• Description of the task: I need each line of the entries below that includes the string "title".

• Given information:

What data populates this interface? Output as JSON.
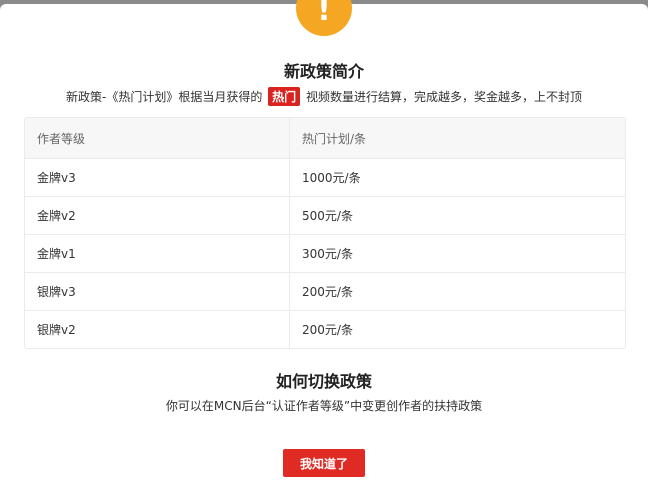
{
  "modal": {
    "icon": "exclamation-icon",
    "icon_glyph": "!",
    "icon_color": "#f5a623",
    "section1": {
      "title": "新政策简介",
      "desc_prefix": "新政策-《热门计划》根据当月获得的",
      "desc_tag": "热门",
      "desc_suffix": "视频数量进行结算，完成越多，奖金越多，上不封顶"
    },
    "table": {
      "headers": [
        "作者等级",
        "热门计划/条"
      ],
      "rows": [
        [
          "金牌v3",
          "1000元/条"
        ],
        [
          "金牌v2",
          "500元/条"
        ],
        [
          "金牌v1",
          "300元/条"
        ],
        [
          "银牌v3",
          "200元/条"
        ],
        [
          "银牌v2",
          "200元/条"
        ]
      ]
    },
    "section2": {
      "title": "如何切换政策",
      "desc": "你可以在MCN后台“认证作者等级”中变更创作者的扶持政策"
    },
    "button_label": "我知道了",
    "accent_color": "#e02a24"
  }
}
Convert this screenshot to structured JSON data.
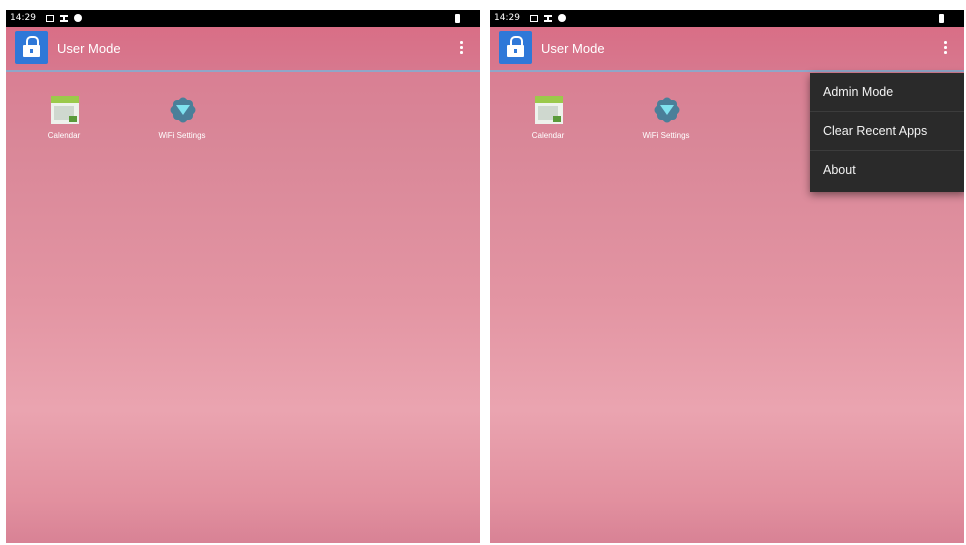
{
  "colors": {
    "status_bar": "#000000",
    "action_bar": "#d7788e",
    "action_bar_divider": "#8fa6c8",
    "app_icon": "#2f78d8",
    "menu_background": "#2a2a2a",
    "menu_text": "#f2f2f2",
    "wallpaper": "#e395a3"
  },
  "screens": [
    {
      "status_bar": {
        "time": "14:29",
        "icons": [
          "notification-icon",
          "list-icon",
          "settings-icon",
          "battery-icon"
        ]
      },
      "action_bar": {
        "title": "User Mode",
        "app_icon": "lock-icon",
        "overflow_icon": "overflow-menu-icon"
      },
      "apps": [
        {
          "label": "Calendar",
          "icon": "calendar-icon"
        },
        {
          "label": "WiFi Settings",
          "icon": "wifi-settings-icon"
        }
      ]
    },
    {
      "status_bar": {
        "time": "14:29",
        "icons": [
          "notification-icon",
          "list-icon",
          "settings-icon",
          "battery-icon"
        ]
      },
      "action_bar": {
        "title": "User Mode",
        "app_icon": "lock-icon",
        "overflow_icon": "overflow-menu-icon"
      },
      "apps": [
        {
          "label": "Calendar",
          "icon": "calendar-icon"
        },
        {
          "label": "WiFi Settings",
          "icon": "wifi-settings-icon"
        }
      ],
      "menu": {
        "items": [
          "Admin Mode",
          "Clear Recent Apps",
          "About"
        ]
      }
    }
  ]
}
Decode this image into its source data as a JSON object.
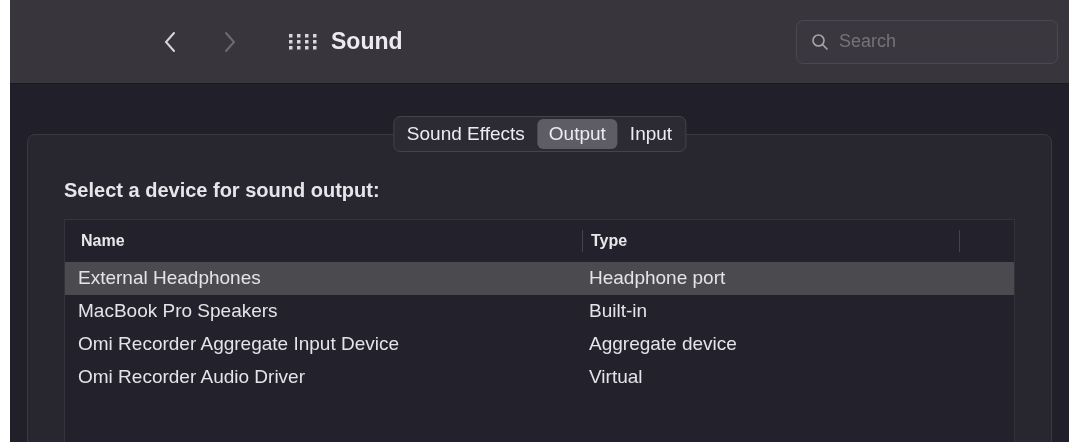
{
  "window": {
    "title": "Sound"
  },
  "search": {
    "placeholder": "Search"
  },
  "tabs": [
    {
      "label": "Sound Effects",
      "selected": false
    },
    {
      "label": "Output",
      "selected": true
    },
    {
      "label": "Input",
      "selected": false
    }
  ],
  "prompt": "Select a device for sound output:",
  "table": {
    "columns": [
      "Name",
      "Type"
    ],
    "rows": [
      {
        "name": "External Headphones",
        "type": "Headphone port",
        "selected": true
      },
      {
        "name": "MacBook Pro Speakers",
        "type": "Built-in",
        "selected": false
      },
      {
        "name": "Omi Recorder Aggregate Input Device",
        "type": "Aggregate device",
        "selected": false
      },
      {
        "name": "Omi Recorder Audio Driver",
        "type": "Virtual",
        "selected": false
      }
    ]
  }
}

• The completed task:
      "title": "新政策简介",
      "title": "如何切换政策",
        "title": "User Mode",
        "title": "User Mode",
    "title": "Sound"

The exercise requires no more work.